Stage IV is the final stage of pancreatic cancer. It is indicated by the spread of cancer to distant sites, according to Texas Oncology, and it is characterized by involvement of the lungs, liver or adjacent organs such as the spleen or stomach or may spread to the bowel.
Stage IV pancreatic cancer is usually only classified as such following the completion of surgery. This stage of cancer can be further divided into two groups: stage IVA and stage IVB. Stage IVA pancreatic cancer is confined locally but involves adjacent blood vessels or organs, so its location hinders surgical removal. Other terms used for stage IVA pancreatic cancer include locally advanced or localized pancreatic cancer. By contrast, stage IVB pancreatic cancer has spread to distant organs beyond the pancreas; this stage most typically involves the liver. Stage IVB pancreatic cancer is metastatic cancer, according to Texas Oncology.
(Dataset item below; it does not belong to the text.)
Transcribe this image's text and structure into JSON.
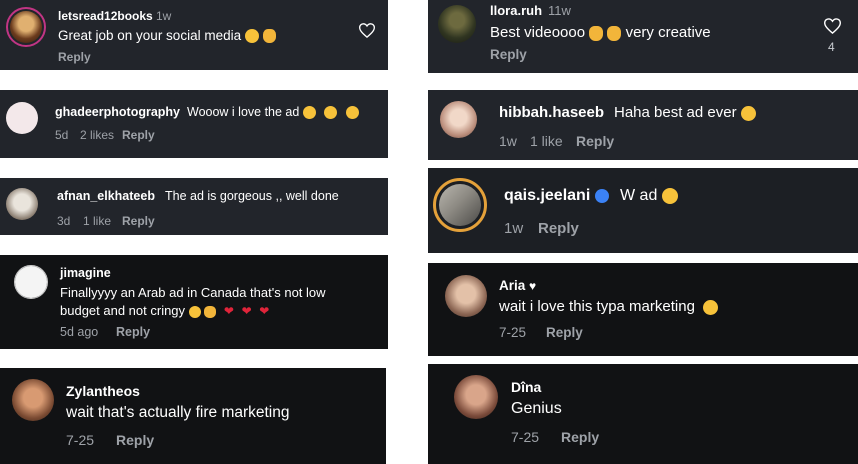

Treatment approaches for stage IVA and stage IVB pancreatic cancers vary by patient, but most stage IVA pancreatic cancer is treated by inducing remission, while stage IVB treatment plans generally only look to control symptoms and pain. Most stage IV pancreatic tumors cannot be removed surgically. For this reason, Texas Oncology states that pancreatic cancer at this stage is rarely curable and usually hard to control.